Leave out the pictures and copy everything else in the entries exactly.
*** Opening of ENTRIES SUPPLIED ***
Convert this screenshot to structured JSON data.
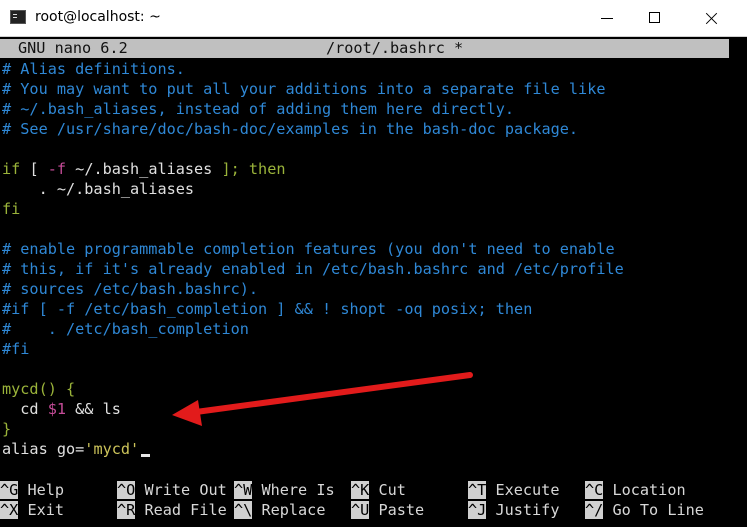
{
  "window": {
    "title": "root@localhost: ~"
  },
  "nano": {
    "version": "GNU nano 6.2",
    "file": "/root/.bashrc *"
  },
  "editor_lines": [
    {
      "text": "# Alias definitions.",
      "cls": "c-com"
    },
    {
      "text": "# You may want to put all your additions into a separate file like",
      "cls": "c-com"
    },
    {
      "text": "# ~/.bash_aliases, instead of adding them here directly.",
      "cls": "c-com"
    },
    {
      "text": "# See /usr/share/doc/bash-doc/examples in the bash-doc package.",
      "cls": "c-com"
    },
    {
      "text": "",
      "cls": ""
    },
    {
      "text": "",
      "cls": "",
      "segments": [
        [
          "if",
          "c-kw"
        ],
        [
          " [ ",
          "c-fg"
        ],
        [
          "-f",
          "c-var"
        ],
        [
          " ~/.bash_aliases ",
          "c-fg"
        ],
        [
          "]; then",
          "c-kw"
        ]
      ]
    },
    {
      "text": "    . ~/.bash_aliases",
      "cls": "c-fg"
    },
    {
      "text": "fi",
      "cls": "c-kw"
    },
    {
      "text": "",
      "cls": ""
    },
    {
      "text": "# enable programmable completion features (you don't need to enable",
      "cls": "c-com"
    },
    {
      "text": "# this, if it's already enabled in /etc/bash.bashrc and /etc/profile",
      "cls": "c-com"
    },
    {
      "text": "# sources /etc/bash.bashrc).",
      "cls": "c-com"
    },
    {
      "text": "#if [ -f /etc/bash_completion ] && ! shopt -oq posix; then",
      "cls": "c-com"
    },
    {
      "text": "#    . /etc/bash_completion",
      "cls": "c-com"
    },
    {
      "text": "#fi",
      "cls": "c-com"
    },
    {
      "text": "",
      "cls": ""
    },
    {
      "text": "",
      "cls": "",
      "segments": [
        [
          "mycd() {",
          "c-kw"
        ]
      ]
    },
    {
      "text": "",
      "cls": "",
      "segments": [
        [
          "  cd ",
          "c-fg"
        ],
        [
          "$1",
          "c-var"
        ],
        [
          " && ls",
          "c-fg"
        ]
      ]
    },
    {
      "text": "}",
      "cls": "c-kw"
    },
    {
      "text": "",
      "cls": "",
      "segments": [
        [
          "alias go=",
          "c-fg"
        ],
        [
          "'mycd'",
          "c-str"
        ]
      ],
      "cursor": true
    }
  ],
  "shortcuts": [
    {
      "key": "^G",
      "label": "Help"
    },
    {
      "key": "^O",
      "label": "Write Out"
    },
    {
      "key": "^W",
      "label": "Where Is"
    },
    {
      "key": "^K",
      "label": "Cut"
    },
    {
      "key": "^T",
      "label": "Execute"
    },
    {
      "key": "^C",
      "label": "Location"
    },
    {
      "key": "^X",
      "label": "Exit"
    },
    {
      "key": "^R",
      "label": "Read File"
    },
    {
      "key": "^\\",
      "label": "Replace"
    },
    {
      "key": "^U",
      "label": "Paste"
    },
    {
      "key": "^J",
      "label": "Justify"
    },
    {
      "key": "^/",
      "label": "Go To Line"
    }
  ],
  "colors": {
    "comment": "#2f88d6",
    "keyword": "#9ab33a",
    "variable": "#c54c98",
    "string": "#ccc35a",
    "annotation_arrow": "#e21b1b"
  },
  "icons": {
    "app": "terminal-icon",
    "minimize": "minimize-icon",
    "maximize": "maximize-icon",
    "close": "close-icon"
  }
}
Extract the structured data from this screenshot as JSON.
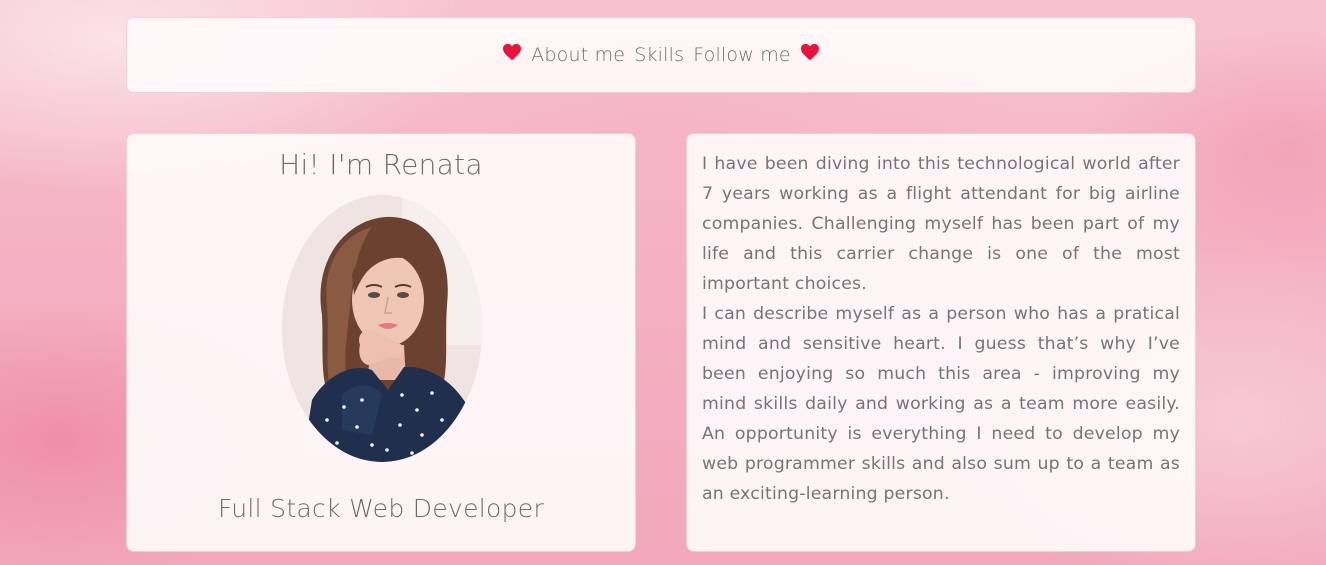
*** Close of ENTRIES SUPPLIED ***
▶ RESPONSE TO THIS EXERCISE:
Convert this screenshot to structured JSON data.
{
  "window": {
    "title": "root@localhost: ~"
  },
  "nano": {
    "version": "GNU nano 6.2",
    "file": "/root/.bashrc *"
  },
  "editor_lines": [
    {
      "text": "# Alias definitions.",
      "cls": "c-com"
    },
    {
      "text": "# You may want to put all your additions into a separate file like",
      "cls": "c-com"
    },
    {
      "text": "# ~/.bash_aliases, instead of adding them here directly.",
      "cls": "c-com"
    },
    {
      "text": "# See /usr/share/doc/bash-doc/examples in the bash-doc package.",
      "cls": "c-com"
    },
    {
      "text": "",
      "cls": ""
    },
    {
      "text": "",
      "cls": "",
      "segments": [
        [
          "if",
          "c-kw"
        ],
        [
          " [ ",
          "c-fg"
        ],
        [
          "-f",
          "c-var"
        ],
        [
          " ~/.bash_aliases ",
          "c-fg"
        ],
        [
          "]; then",
          "c-kw"
        ]
      ]
    },
    {
      "text": "    . ~/.bash_aliases",
      "cls": "c-fg"
    },
    {
      "text": "fi",
      "cls": "c-kw"
    },
    {
      "text": "",
      "cls": ""
    },
    {
      "text": "# enable programmable completion features (you don't need to enable",
      "cls": "c-com"
    },
    {
      "text": "# this, if it's already enabled in /etc/bash.bashrc and /etc/profile",
      "cls": "c-com"
    },
    {
      "text": "# sources /etc/bash.bashrc).",
      "cls": "c-com"
    },
    {
      "text": "#if [ -f /etc/bash_completion ] && ! shopt -oq posix; then",
      "cls": "c-com"
    },
    {
      "text": "#    . /etc/bash_completion",
      "cls": "c-com"
    },
    {
      "text": "#fi",
      "cls": "c-com"
    },
    {
      "text": "",
      "cls": ""
    },
    {
      "text": "",
      "cls": "",
      "segments": [
        [
          "mycd() {",
          "c-kw"
        ]
      ]
    },
    {
      "text": "",
      "cls": "",
      "segments": [
        [
          "  cd ",
          "c-fg"
        ],
        [
          "$1",
          "c-var"
        ],
        [
          " && ls",
          "c-fg"
        ]
      ]
    },
    {
      "text": "}",
      "cls": "c-kw"
    },
    {
      "text": "",
      "cls": "",
      "segments": [
        [
          "alias go=",
          "c-fg"
        ],
        [
          "'mycd'",
          "c-str"
        ]
      ],
      "cursor": true
    }
  ],
  "shortcuts": [
    {
      "key": "^G",
      "label": "Help"
    },
    {
      "key": "^O",
      "label": "Write Out"
    },
    {
      "key": "^W",
      "label": "Where Is"
    },
    {
      "key": "^K",
      "label": "Cut"
    },
    {
      "key": "^T",
      "label": "Execute"
    },
    {
      "key": "^C",
      "label": "Location"
    },
    {
      "key": "^X",
      "label": "Exit"
    },
    {
      "key": "^R",
      "label": "Read File"
    },
    {
      "key": "^\\",
      "label": "Replace"
    },
    {
      "key": "^U",
      "label": "Paste"
    },
    {
      "key": "^J",
      "label": "Justify"
    },
    {
      "key": "^/",
      "label": "Go To Line"
    }
  ],
  "colors": {
    "comment": "#2f88d6",
    "keyword": "#9ab33a",
    "variable": "#c54c98",
    "string": "#ccc35a",
    "annotation_arrow": "#e21b1b"
  },
  "icons": {
    "app": "terminal-icon",
    "minimize": "minimize-icon",
    "maximize": "maximize-icon",
    "close": "close-icon"
  }
}
Extract the structured data from this screenshot as JSON.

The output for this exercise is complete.